Election Day

Dick Durbin Bullish on Obama: Illinois Senator Touts His Own Karma

There’s ‘plenty of room’ for the president to hit and surpass 270 electoral votes, the Illinois senator tells Lloyd Grove.

Sen. Dick Durbin of Illinois was bullish on Barack Obama’s prospects as Election Day drew to a close.

“We’ll take that,” he said with a jolly laugh after I read him the preliminary exit-poll results from the battleground states. They hinted at good news—so far, at least—for the renewal of the Obama family’s lease on the White House.

“The states that are close, or where Romney is a point or two ahead, are exactly the states I expected them to be,” Durbin told me. “So there’s plenty of room there for the president to reach 270 [electoral votes] and surpass it.”

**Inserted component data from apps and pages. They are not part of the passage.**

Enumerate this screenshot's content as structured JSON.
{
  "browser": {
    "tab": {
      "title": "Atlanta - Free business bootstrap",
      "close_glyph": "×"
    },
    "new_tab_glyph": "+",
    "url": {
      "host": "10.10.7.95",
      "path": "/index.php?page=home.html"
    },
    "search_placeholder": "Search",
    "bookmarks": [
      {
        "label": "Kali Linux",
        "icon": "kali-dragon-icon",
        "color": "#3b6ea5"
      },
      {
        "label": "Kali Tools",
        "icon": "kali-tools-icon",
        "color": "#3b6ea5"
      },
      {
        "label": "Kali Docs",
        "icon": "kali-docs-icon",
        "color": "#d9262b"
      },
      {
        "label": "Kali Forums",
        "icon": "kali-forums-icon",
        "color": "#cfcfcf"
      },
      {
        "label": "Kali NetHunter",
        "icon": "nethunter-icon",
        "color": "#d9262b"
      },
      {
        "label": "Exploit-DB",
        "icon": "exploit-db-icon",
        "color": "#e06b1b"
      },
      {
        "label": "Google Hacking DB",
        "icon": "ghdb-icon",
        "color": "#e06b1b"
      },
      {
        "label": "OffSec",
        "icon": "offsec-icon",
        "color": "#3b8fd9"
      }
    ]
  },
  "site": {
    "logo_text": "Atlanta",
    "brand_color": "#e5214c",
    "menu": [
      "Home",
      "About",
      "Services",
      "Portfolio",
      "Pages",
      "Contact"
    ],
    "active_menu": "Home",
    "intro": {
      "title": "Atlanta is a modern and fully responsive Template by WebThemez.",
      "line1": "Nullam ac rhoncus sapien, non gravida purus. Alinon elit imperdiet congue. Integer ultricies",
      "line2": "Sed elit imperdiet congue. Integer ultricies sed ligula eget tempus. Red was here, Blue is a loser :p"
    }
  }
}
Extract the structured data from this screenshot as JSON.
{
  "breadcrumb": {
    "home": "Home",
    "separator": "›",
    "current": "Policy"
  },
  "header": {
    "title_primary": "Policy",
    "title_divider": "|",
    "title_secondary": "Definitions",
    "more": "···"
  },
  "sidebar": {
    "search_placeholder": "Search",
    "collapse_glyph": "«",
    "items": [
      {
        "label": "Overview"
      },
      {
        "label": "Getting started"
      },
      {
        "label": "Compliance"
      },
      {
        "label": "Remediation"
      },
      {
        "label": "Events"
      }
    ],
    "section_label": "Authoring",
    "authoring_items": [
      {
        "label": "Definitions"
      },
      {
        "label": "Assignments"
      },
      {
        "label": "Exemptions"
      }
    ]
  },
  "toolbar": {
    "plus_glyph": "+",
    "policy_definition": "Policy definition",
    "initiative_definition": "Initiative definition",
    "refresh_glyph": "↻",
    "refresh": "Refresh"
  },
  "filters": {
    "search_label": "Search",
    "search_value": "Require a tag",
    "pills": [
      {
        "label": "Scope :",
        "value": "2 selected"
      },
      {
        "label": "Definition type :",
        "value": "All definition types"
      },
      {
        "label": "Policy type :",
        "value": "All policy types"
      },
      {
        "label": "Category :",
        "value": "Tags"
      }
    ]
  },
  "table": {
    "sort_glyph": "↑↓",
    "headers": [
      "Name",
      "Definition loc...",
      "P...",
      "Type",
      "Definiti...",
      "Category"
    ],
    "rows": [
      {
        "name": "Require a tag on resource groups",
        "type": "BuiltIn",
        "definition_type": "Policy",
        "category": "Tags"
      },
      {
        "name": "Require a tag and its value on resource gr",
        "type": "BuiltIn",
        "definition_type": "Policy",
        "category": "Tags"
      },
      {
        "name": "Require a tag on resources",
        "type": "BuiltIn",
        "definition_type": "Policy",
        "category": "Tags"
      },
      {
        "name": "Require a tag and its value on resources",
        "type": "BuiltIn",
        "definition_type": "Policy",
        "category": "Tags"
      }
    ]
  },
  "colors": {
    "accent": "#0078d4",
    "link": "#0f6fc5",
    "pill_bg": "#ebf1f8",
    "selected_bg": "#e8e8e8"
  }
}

Durbin, the assistant majority leader in the Senate, where he was Obama’s mentor before the latter ran for the White House, also was optimistic about Tim Kaine’s Senate race against George Allen in Virginia, and somewhat upbeat about Elizabeth Warren’s attempt to knock off Scott Brown in Massachusetts. “I spoke to her yesterday and she felt positive and nervous,” he said. As for Obama, “If the president maintains a lead in each of those states [including Ohio and Wisconsin] that he has right now, he’ll be reelected,” Durbin predicted.

On the other hand, even as he did a verbal jig, he conceded that early exit-poll results don’t mean all that much. “Of course not!” he said brightly.

Durbin said he hadn’t yet spoken to the president on Tuesday—instead he checked in with political guru David Axelrod—and noted that Obama was unavailable for part of the day due to a pick-up basketball game.

“He went and played basketball—do I look like much of a basketball player?” the short, stout senator demanded. Taking a proprietary pride in Obama’s success, he pointed out that “I was there in the beginning” of his meteoric rise. “People said, ‘Goodness gracious! Running against Hillary at that point in his career?’ But he did, he won in Iowa, and went all the way.”

The low point of the current campaign was Obama’s first debate against Romney, and Durbin said he felt it keenly. “Denver was tough. I thought, that’s not the Barack I know. I then decided to plant myself in the spin room at every debate afterwards, and I did. And maybe my involvement had something to do with the karma, but he kept getting better and better.”